Television and film helped to expand my creativity in ways that challenge me to paint musical pictures and stories. Flirting with directing, editing and writing in TV/F taught me how to be disciplined in the creation of music. What’s the most important element in the creation? What needs to be cut? Who is my audience and what do I want them to know? The study of culture and humans has expanded how I address topics in society. The more anthropology and literature I read the better I understand culture and society.
How would you describe your unique sound to someone that has never heard it before?
It’s JazzyGospelHipHopSoul. (Laughter) That’s how I would describe it.
Let’s talk about your latest collection, “The Narrative” which was recently released. What was the inspiration behind this album? How long did it take to put it together?
I wanted to create a project that told a sophisticated but complex story about identity. I wanted to create an album that spoke all the musical languages I loved. I wanted it to live in all the diverse neighborhoods I’ve lived in. I wanted it to speak to all my friends. I wanted to create a story that would address America’s history successes, problems while pointing to a hopeful resolution. I began working on the project in late 2014.
I understand that you worked with a lot of recognizable voices on this album. How did you go about choosing what artists to work with?
I really don’t like to have a lot of features. I believe we tell our own stories the best and to have an album flooded with features would cheat the listeners and my fan base that wants to hear from me. I did have a good friend Lecrae on the song “Here, 2016” which we haven’t worked together since 2012. Most of the features were singers because I can’t sing ha ha.
What if anything has surprised you about the music industry? What do you think has been your biggest challenge? And what do you think has come really naturally to you?
I’ve been discouraged by the amount of politics within in industry. The most talented people don’t always get opportunities to thrive. However this just means they must work hard to create a demand apart from the machine that is the industry. I think that has become easy for me. I’m a natural entertainer and galvanizer. So I just concern myself with my Tribe and if people want to join our movement then they are invited.

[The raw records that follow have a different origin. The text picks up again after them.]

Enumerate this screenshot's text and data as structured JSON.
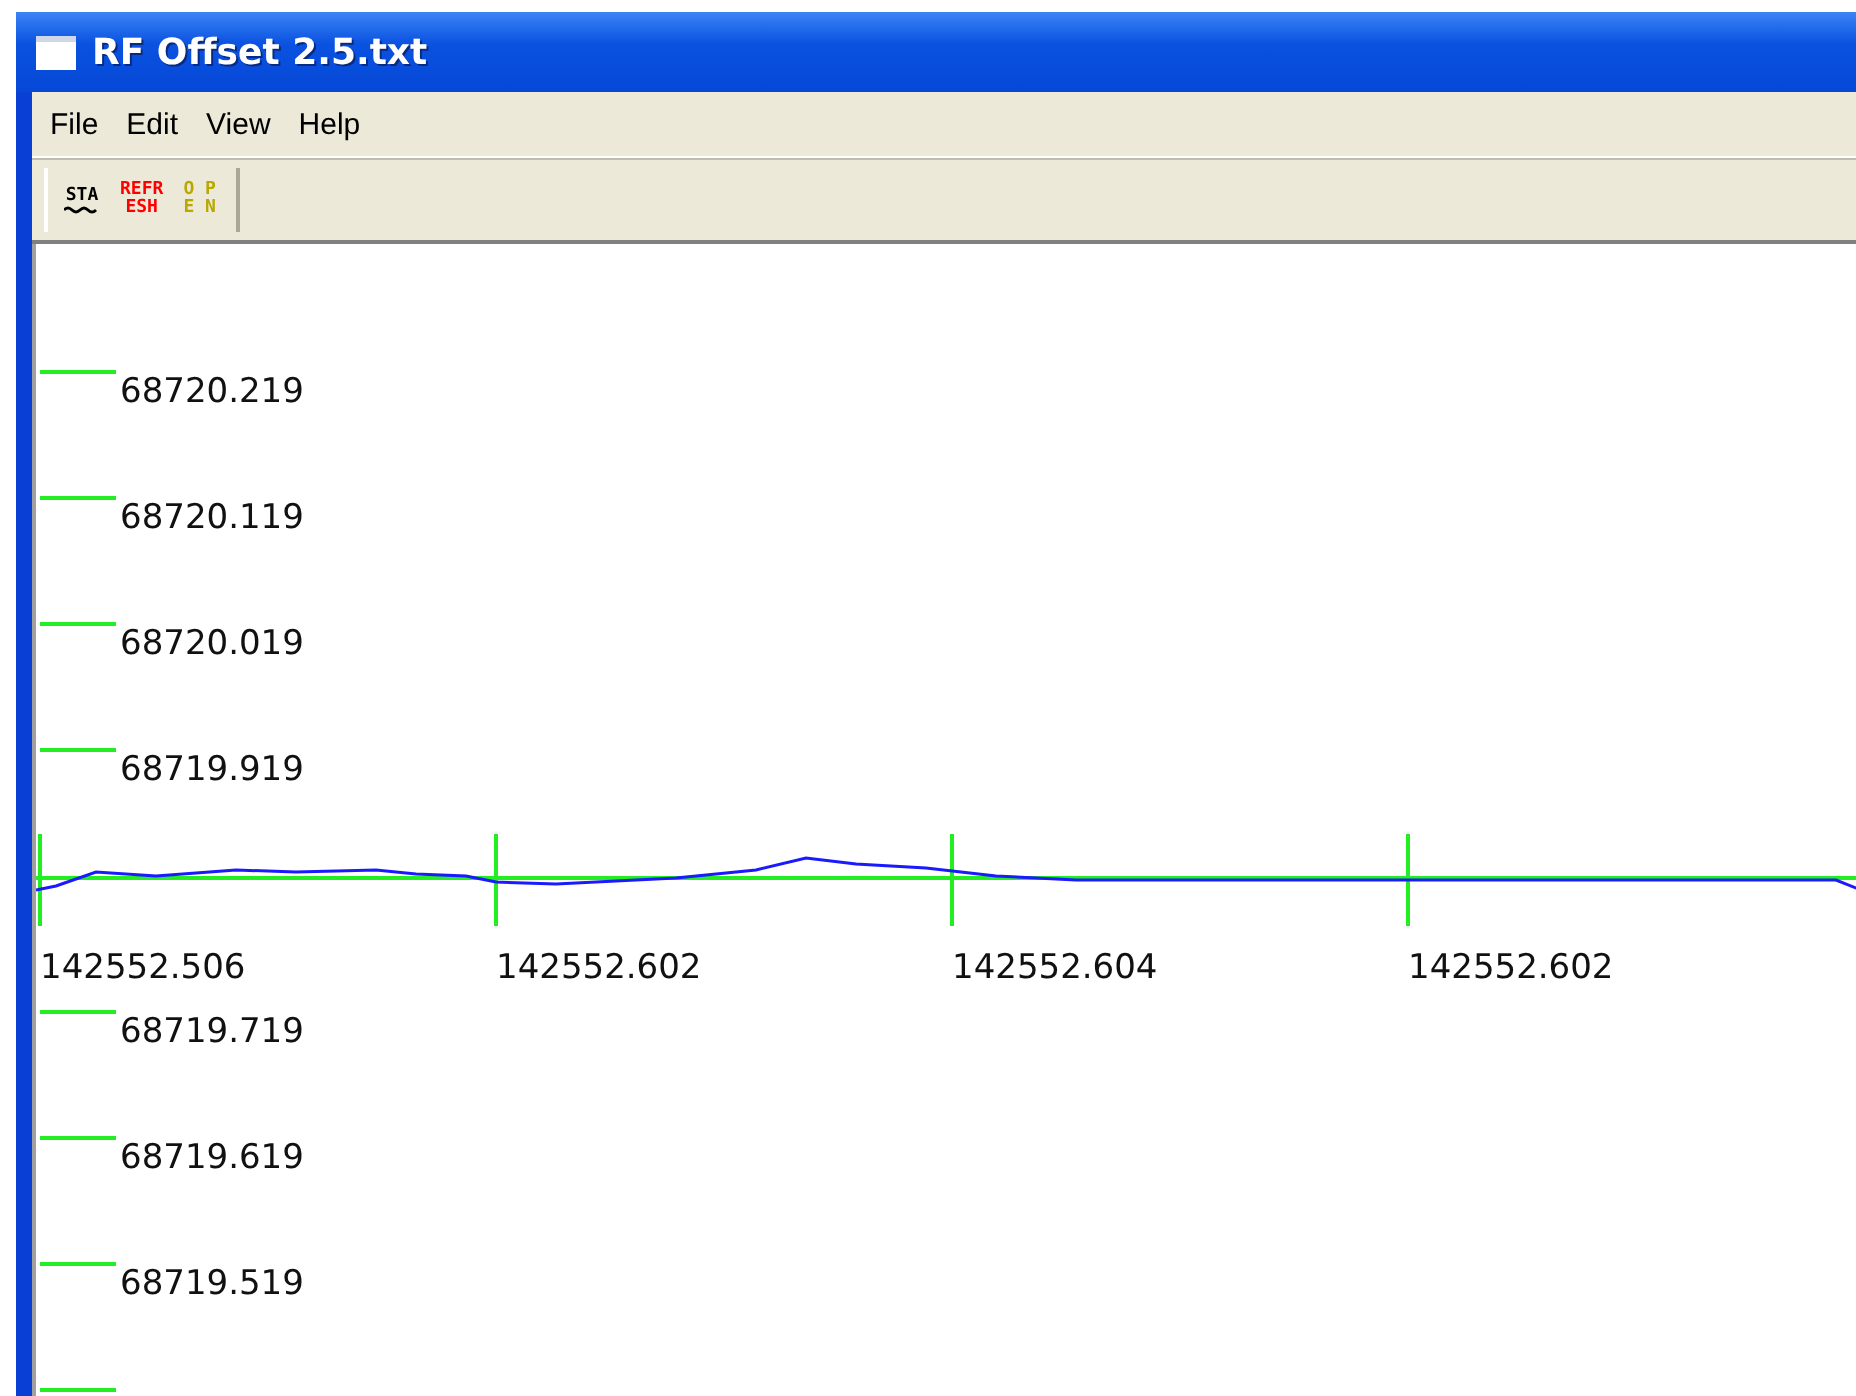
{
  "window": {
    "title": "RF Offset 2.5.txt"
  },
  "menu": [
    "File",
    "Edit",
    "View",
    "Help"
  ],
  "toolbar": [
    {
      "lines": [
        "STA"
      ],
      "color": "#000000",
      "wavy": true
    },
    {
      "lines": [
        "REFR",
        "ESH"
      ],
      "color": "#ff0000",
      "wavy": false
    },
    {
      "lines": [
        "O P",
        "E N"
      ],
      "color": "#b8a800",
      "wavy": false
    }
  ],
  "plot": {
    "upper_labels": [
      "68720.219",
      "68720.119",
      "68720.019",
      "68719.919"
    ],
    "lower_labels": [
      "68719.719",
      "68719.619",
      "68719.519"
    ],
    "x_labels": [
      "142552.506",
      "142552.602",
      "142552.604",
      "142552.602"
    ]
  }
}
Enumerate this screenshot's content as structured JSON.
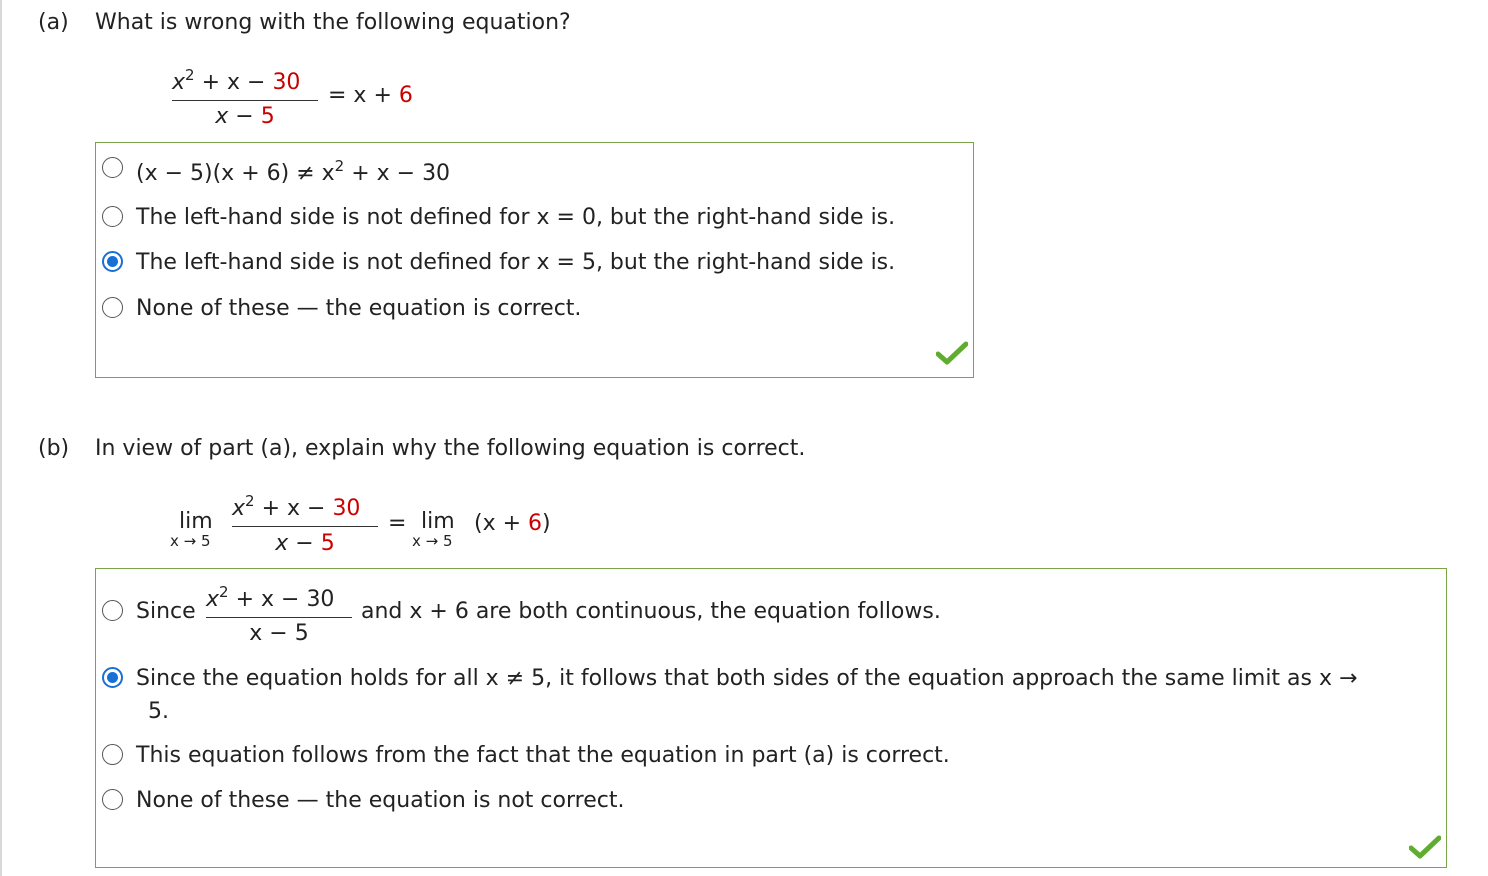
{
  "part_a": {
    "label": "(a)",
    "question": "What is wrong with the following equation?",
    "equation": {
      "num_x": "x",
      "num_exp": "2",
      "num_rest": " + x − ",
      "num_const": "30",
      "den_var": "x − ",
      "den_const": "5",
      "rhs_eq": "= x + ",
      "rhs_const": "6"
    },
    "options": [
      {
        "pre": "(x − 5)(x + 6) ≠ x",
        "exp": "2",
        "post": " + x − 30",
        "selected": false
      },
      {
        "text": "The left-hand side is not defined for x = 0, but the right-hand side is.",
        "selected": false
      },
      {
        "text": "The left-hand side is not defined for x = 5, but the right-hand side is.",
        "selected": true
      },
      {
        "text": "None of these — the equation is correct.",
        "selected": false
      }
    ]
  },
  "part_b": {
    "label": "(b)",
    "question": "In view of part (a), explain why the following equation is correct.",
    "equation": {
      "lim": "lim",
      "lim_sub": "x → 5",
      "num_x": "x",
      "num_exp": "2",
      "num_rest": " + x − ",
      "num_const": "30",
      "den_var": "x − ",
      "den_const": "5",
      "eq": "=",
      "rhs_lim": "lim",
      "rhs_sub": "x → 5",
      "rhs_open": "(x + ",
      "rhs_const": "6",
      "rhs_close": ")"
    },
    "options": [
      {
        "pre": "Since",
        "frac_num_x": "x",
        "frac_num_exp": "2",
        "frac_num_rest": " + x − 30",
        "frac_den": "x − 5",
        "post": "and x + 6 are both continuous, the equation follows.",
        "selected": false
      },
      {
        "line1": "Since the equation holds for all x ≠ 5, it follows that both sides of the equation approach the same limit as x →",
        "line2": "5.",
        "selected": true
      },
      {
        "text": "This equation follows from the fact that the equation in part (a) is correct.",
        "selected": false
      },
      {
        "text": "None of these — the equation is not correct.",
        "selected": false
      }
    ]
  },
  "colors": {
    "accent": "#1a6fd6",
    "highlight": "#cc0000",
    "box_border": "#7aa34a",
    "check": "#5fad2e"
  },
  "icons": {
    "correct": "check-icon"
  }
}
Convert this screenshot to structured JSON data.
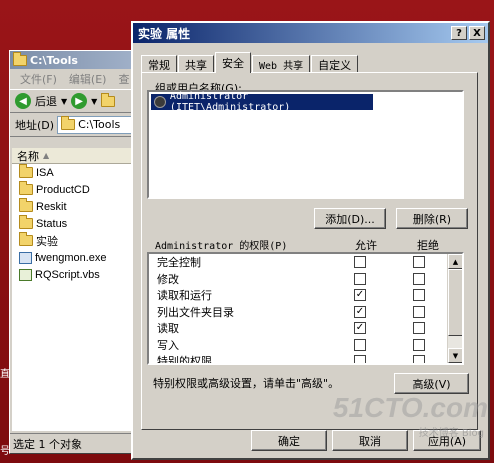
{
  "explorer": {
    "title": "C:\\Tools",
    "menu": [
      "文件(F)",
      "编辑(E)",
      "查"
    ],
    "back_label": "后退",
    "address_label": "地址(D)",
    "address_value": "C:\\Tools",
    "column_header": "名称",
    "files": [
      {
        "name": "ISA",
        "type": "folder"
      },
      {
        "name": "ProductCD",
        "type": "folder"
      },
      {
        "name": "Reskit",
        "type": "folder"
      },
      {
        "name": "Status",
        "type": "folder"
      },
      {
        "name": "实验",
        "type": "folder"
      },
      {
        "name": "fwengmon.exe",
        "type": "exe"
      },
      {
        "name": "RQScript.vbs",
        "type": "script"
      }
    ],
    "status": "选定 1 个对象"
  },
  "dialog": {
    "title": "实验 属性",
    "help_btn": "?",
    "close_btn": "X",
    "tabs": [
      "常规",
      "共享",
      "安全",
      "Web 共享",
      "自定义"
    ],
    "active_tab": "安全",
    "group_label": "组或用户名称(G):",
    "users": [
      "Administrator (ITET\\Administrator)"
    ],
    "add_button": "添加(D)...",
    "remove_button": "删除(R)",
    "perm_label": "Administrator 的权限(P)",
    "allow_header": "允许",
    "deny_header": "拒绝",
    "permissions": [
      {
        "name": "完全控制",
        "allow": false,
        "deny": false
      },
      {
        "name": "修改",
        "allow": false,
        "deny": false
      },
      {
        "name": "读取和运行",
        "allow": true,
        "deny": false
      },
      {
        "name": "列出文件夹目录",
        "allow": true,
        "deny": false
      },
      {
        "name": "读取",
        "allow": true,
        "deny": false
      },
      {
        "name": "写入",
        "allow": false,
        "deny": false
      },
      {
        "name": "特别的权限",
        "allow": false,
        "deny": false
      }
    ],
    "advanced_hint": "特别权限或高级设置，请单击\"高级\"。",
    "advanced_button": "高级(V)",
    "ok_button": "确定",
    "cancel_button": "取消",
    "apply_button": "应用(A)"
  },
  "watermark": {
    "main": "51CTO.com",
    "sub": "技术博客 Blog"
  },
  "desktop": {
    "edge_text_1": "直",
    "edge_text_2": "号"
  }
}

Who are some of your favorite artists and what bands continue to inspire you and your music? Who would you still love to work with in the future?
My favorite artist dead or alive are people like; Coltrane, Common, Kanye West, Kirk Franklin, Stevie Wonder and Sam Cooke.
I would love to work with bands and artists like; Snarky Puppy and Leon Bridges.
When you aren’t performing, working in the studio, what do you like to do for fun? How do you unwind from it all?
I love to travel, read and watch International football (soccer).
At the end of the day, what do you hope is the message of your music? What do you hope listeners take away from your songs?
Apart from hoping that people are pleased with the sonic appeal of the work, I want people to recognize a few things. God has created us in his image therefore we all have dignity and purpose. That dignity and purpose was personified in the person of Jesus. He taught us how to love, serve and live. I also want us to love one another and serve each other despite our differences. Lastly I hope to inspire other “creatives” to use their art and work to challenge and shape culture for the better.